EDITOR’S NOTE: Since our story aired, the mayor’s chief of staff, Jordan Elsbury, issued this statement:
“When Mayor Curry ran for office he promised to aggressively invest in every neighborhood throughout our city. He has spent the last 5 years delivering on that promise and our over half a billion in infrastructure spending in our budgets reflects that. The Mayor is also committed to downtown, which is an economic engine for the entire City and also a neighborhood. We remain committed to investing in every neighborhood and every corner of our city.”
News4Jax will follow up on this story Monday with more information about the budget from the Mayor’s Office.
The News4Jax Trust Index Team is fact-checking a statement made by Jacksonville Mayor Lenny Curry about the millions of dollars he says the city has invested in Jacksonville’s neighborhoods.
When New4Jax asked Thursday how he plans to convince taxpayers to invest in the Lot J development project, the mayor pointed to nearly $200 million of infrastructure investments his administration has made in neighborhoods.
According to Curry, taxpayers should feel comfortable with the city of Jacksonville investing $233 million in direct spending for the Lot J project because the city has already adequately invested in Jacksonville’s communities.
“The infrastructure investments I’ve made as mayor, most recent one, almost $200 million for the year. The year before I got into office the city of Jacksonville invested $20 million in neighborhoods.

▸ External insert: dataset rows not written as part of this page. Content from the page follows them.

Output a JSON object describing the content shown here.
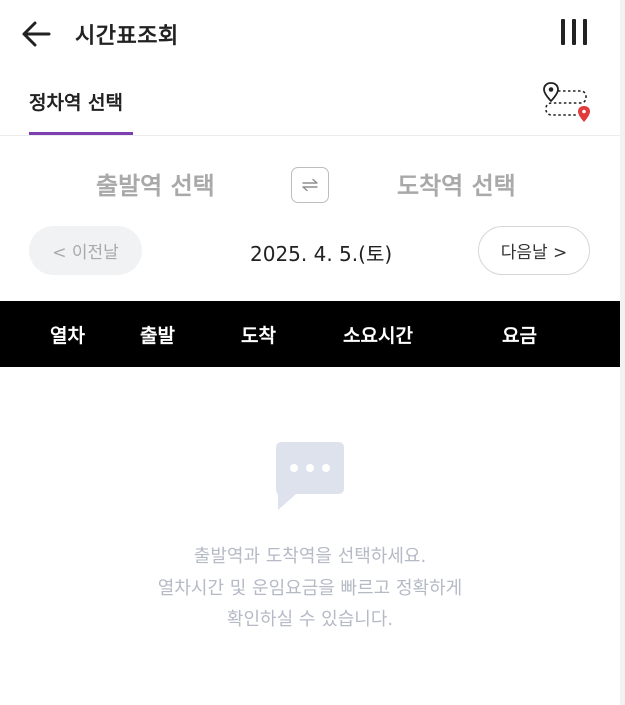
{
  "header": {
    "title": "시간표조회",
    "back_icon": "arrow-left-icon",
    "menu_icon": "bars-icon"
  },
  "tabs": {
    "active_label": "정차역 선택",
    "accent_color": "#7b3fb0",
    "route_icon": "route-map-icon"
  },
  "stations": {
    "departure": "출발역 선택",
    "arrival": "도착역 선택",
    "swap_icon": "swap-icon"
  },
  "date_nav": {
    "prev_label": "< 이전날",
    "date": "2025. 4. 5.(토)",
    "next_label": "다음날 >"
  },
  "table": {
    "headers": [
      "열차",
      "출발",
      "도착",
      "소요시간",
      "요금"
    ]
  },
  "empty_state": {
    "icon": "chat-bubble-icon",
    "lines": [
      "출발역과 도착역을 선택하세요.",
      "열차시간 및 운임요금을 빠르고 정확하게",
      "확인하실 수 있습니다."
    ]
  }
}
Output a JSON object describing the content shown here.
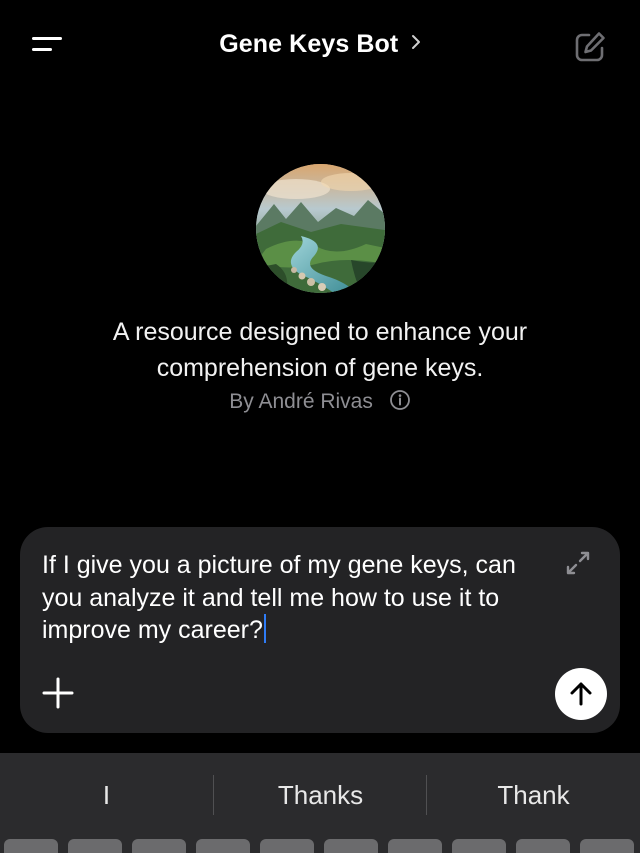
{
  "header": {
    "title": "Gene Keys Bot",
    "menu_icon": "menu-icon",
    "compose_icon": "compose-icon"
  },
  "bot": {
    "description": "A resource designed to enhance your comprehension of gene keys.",
    "byline": "By André Rivas",
    "info_icon": "info-icon"
  },
  "composer": {
    "text": "If I give you a picture of my gene keys, can you analyze it and tell me how to use it to improve my career?",
    "expand_icon": "expand-icon",
    "add_icon": "plus-icon",
    "send_icon": "arrow-up-icon"
  },
  "keyboard": {
    "suggestions": [
      "I",
      "Thanks",
      "Thank"
    ]
  },
  "colors": {
    "background": "#000000",
    "composer_bg": "#232325",
    "keyboard_bg": "#2b2b2d",
    "caret": "#2f7cf6",
    "secondary_text": "#8e8e93"
  }
}
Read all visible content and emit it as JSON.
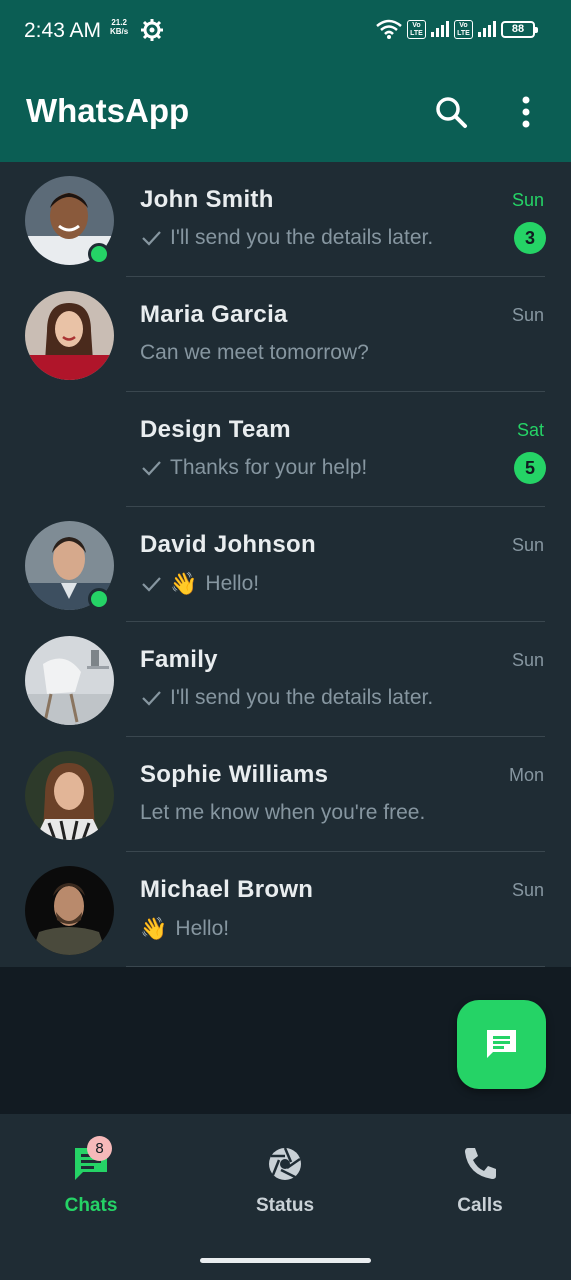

My first year in office I invested $70 million in neighborhoods. The future years, the last few years, it’s been $100-plus million, this year almost $200 million. So my budgets have represented investments in neighborhoods, we’ve invested in neighborhoods before bringing a downtown project like this,” Curry said.
News4Jax wanted to know how Jacksonville is investing nearly $200 million in neighborhood infrastructure investments in this year’s budget.
Here are the numbers the city sent us to explain the mayor’s statement:
- $21.5 million is being spent on three new fire stations and upgrades to existing fire stations
- $6 million is being invested in the Jacksonville Zoo and the Florida Theatre
- The city earmarked more than $100 million in the northwest quadrant as part of this year’s Capital Improvement Plan (CIP)
- $14 million is being spent for improvements for neighborhood parks, including the development of the Emerald Trail
- The city is committing $47 million to hydrology and resiliency projects throughout the county and hiring a chief resiliency officer
- There is $30 million in annual operational support for UF Health Jacksonville, including $20 million for capital improvements
That’s a total of nearly $239 million.
But an expert familiar with city budgets told the News4Jax Trust Index Team that not every dollar in the capital improvement plan is targeting neighborhood improvements. Many of these projects benefit the city as a whole and are not addressing needs in individual communities, like septic tanks, drainage, sidewalks and blight.
Projects that aren’t clearly neighborhood infrastructure investments include:
- Approximately $40 million for public facilities for things like maintenance and improvements at city-owned buildings.
- Approximately $25 million (of the CIP budget) is for public safety, like fire station maintenance, but again this isn’t an investment in neighborhoods that have been neglected for decades.
- $14 million is for the expansion of the Trail Ridge Landfill.
- $9 million for ash site remediation, (this expenditure relates to a resolution of a lawsuit filed against the city.)
- $5 million for the Jacksonville Zoo, which is a community asset but not an investment in neighborhood infrastructure.
The mayor is also including nearly $1 million for spending to attract development to the old Shipyards site just down the road from the stadium and Lot J.
If you take away those expenditures, News4Jax estimates Mayor Curry’s budget is spending roughly $145 million on neighborhood investments, short of the nearly $200 million he said the city was spending.
The News4Jax Trust index team grades Curry’s statement that the city is spending nearly $200 million on neighborhood investments as “Be Careful.”
Again, while the expenditures do indeed benefit the city, not all of that spending directly addresses specific neighborhood needs especially in those neighborhoods that the city has neglected financially since consolidation in 1968.